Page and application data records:
:::::

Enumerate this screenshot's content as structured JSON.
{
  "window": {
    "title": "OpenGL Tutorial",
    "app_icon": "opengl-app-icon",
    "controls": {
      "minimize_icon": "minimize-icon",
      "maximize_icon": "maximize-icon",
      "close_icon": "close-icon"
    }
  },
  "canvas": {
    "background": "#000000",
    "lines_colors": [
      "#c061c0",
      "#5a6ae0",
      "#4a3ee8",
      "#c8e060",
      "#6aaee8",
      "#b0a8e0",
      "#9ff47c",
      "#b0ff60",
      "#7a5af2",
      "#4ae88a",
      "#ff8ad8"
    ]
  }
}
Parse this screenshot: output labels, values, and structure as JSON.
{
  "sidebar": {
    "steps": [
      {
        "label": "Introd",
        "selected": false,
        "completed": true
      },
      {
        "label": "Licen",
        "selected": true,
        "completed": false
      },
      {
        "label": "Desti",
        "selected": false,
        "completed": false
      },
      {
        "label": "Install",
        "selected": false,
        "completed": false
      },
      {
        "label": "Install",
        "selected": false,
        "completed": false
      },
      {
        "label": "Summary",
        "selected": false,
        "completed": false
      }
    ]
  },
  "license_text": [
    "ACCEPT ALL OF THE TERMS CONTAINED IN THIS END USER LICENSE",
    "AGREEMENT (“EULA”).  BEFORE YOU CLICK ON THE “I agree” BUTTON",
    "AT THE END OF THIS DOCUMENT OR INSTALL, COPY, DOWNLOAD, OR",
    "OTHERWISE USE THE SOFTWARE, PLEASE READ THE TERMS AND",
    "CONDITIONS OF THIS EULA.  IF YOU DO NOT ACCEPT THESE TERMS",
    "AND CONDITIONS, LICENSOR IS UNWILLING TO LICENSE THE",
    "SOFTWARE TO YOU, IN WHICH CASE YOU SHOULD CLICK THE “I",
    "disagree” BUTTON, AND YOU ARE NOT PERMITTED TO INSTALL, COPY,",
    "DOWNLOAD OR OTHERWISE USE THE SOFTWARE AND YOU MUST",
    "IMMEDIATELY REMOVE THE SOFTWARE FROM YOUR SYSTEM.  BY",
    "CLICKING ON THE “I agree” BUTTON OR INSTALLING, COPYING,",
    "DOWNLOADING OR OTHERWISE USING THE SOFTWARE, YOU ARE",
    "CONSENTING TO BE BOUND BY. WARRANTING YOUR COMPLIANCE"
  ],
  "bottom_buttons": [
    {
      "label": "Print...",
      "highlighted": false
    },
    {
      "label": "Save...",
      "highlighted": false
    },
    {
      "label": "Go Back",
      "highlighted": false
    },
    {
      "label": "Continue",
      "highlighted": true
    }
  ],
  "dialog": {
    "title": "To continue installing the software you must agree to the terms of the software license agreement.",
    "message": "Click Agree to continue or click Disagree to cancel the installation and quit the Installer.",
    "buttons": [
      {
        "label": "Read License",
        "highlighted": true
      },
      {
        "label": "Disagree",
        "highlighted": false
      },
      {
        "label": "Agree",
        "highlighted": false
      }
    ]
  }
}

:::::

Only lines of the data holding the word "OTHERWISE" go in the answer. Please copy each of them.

Your response:
    "OTHERWISE USE THE SOFTWARE, PLEASE READ THE TERMS AND",
    "DOWNLOAD OR OTHERWISE USE THE SOFTWARE AND YOU MUST",
    "DOWNLOADING OR OTHERWISE USING THE SOFTWARE, YOU ARE",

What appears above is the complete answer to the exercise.